We are marking, this time of year, the destruction of the great Temples that were at the heart of our faith for thousands of years, and the destruction of the Second Temple, in the year 70CE especially. Our commemoration of the 9th Av is on Saturday night 21st September. Do please book, do please come.
We have a remarkable record of the time - written by one of the most brilliant and enigmatic figures in our history. Yosef Ben Matityahu was head of the Israelite forces in the Galil before surrendering or defecting and becoming - as Josephus Flavius - the greatest Roman historian of the period. Quite how he felt about his former fellow Jews is disputed. But the story he tells in his heartbreaking Wars of the Jews is one of anything other than inevitable destruction. Time and time again options are put forward for peaceful solutions and rejected by the zealot guardians of the ancient city. An Roman intermediary - Nicanor - makes his way towards the walled Jerusalem to negotiate - he is shot at, injured by a dart. Later, once the siege is set the zealot defenders of Jerusalem burn the food stores to urge the defenders into greater acts of military valour. Josephus laments the decision - the stores could have been used to keep residents alive, instead, he relates, they are reduced to eating dung and grass.

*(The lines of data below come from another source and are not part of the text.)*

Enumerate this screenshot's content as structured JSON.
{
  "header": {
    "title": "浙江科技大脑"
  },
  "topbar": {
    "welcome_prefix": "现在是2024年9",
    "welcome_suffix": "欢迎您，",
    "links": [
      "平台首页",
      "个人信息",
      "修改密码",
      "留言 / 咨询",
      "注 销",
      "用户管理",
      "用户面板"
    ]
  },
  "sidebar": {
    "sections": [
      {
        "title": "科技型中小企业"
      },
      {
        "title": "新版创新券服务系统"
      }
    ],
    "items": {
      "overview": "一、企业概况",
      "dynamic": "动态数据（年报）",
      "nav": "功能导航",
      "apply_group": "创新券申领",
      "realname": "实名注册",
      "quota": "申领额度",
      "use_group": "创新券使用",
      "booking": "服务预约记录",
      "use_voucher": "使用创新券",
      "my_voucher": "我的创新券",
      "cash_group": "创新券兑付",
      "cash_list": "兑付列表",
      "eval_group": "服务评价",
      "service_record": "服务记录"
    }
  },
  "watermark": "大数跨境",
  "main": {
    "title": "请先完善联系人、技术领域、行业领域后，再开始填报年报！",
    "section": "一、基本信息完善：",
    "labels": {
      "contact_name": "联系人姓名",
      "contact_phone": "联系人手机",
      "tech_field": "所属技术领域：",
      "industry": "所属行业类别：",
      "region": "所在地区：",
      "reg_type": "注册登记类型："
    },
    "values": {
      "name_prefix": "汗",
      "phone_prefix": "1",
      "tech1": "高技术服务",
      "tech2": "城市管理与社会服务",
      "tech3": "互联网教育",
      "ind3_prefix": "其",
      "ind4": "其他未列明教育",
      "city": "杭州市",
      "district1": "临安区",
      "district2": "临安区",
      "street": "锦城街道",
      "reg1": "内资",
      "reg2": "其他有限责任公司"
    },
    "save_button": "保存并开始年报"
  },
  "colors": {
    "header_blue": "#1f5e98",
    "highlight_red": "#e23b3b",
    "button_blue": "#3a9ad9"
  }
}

In one of the Talmudic narratives of destruction Yochanan Ben Zakkai fakes his own death to be spirited from the city to negotiate for some element of survival. And we do, despite everything survive. But - do we survive through our obstinacy or through our compromise. Almost 2,000 years later the lessons are still unclear. Ben Zakkai berates himself for his own negotiation - feeling himself too soft. But surely continued obstinacy in the face of greater military might would have been futile.
To stick, or to twist? It’s the great conundrum of Jewish survival, from times ancient to modern. Do we become stronger through gentle adaption even to oppressive overlords or through meeting opposition with opposition?
Is Chaim Rumkowski, leader of the Lodz ghetto who negotiated and attempted to win Nazi favour for the ghetto he sought to protect, less or more of a hero than Mordechai Anielewicz, leader of the Warsaw Ghetto revolt who fought tooth and nail rather than accept Nazi awfulness? They both, of course, died.
Even in realms entirely free of the awfulness of the destructions of our history this ‘stick or twist’ conundrum remains. “Rabbi, I don’t really do Shabbat, is that OK?” Do I respond with accommodation or strength - “Yes of course, and we will still love you.” Or “Not really, you lose the sacred connection with your people, faith and creator, and even a quality of life that Shabbat fosters?”
The answer, of course, is that neither polarity can be correct all the time. We need to know when to respond one way, when the other. To meet force with force will ensure mutual destruction at worst, and partial destruction at best. To accommodate the errant trains us to care less about the matters that must be defended. It was Shimon Peres who said, that "When you have two alternatives, the first thing you have to do is to look for the third that you didn't think about.”
Amen to that.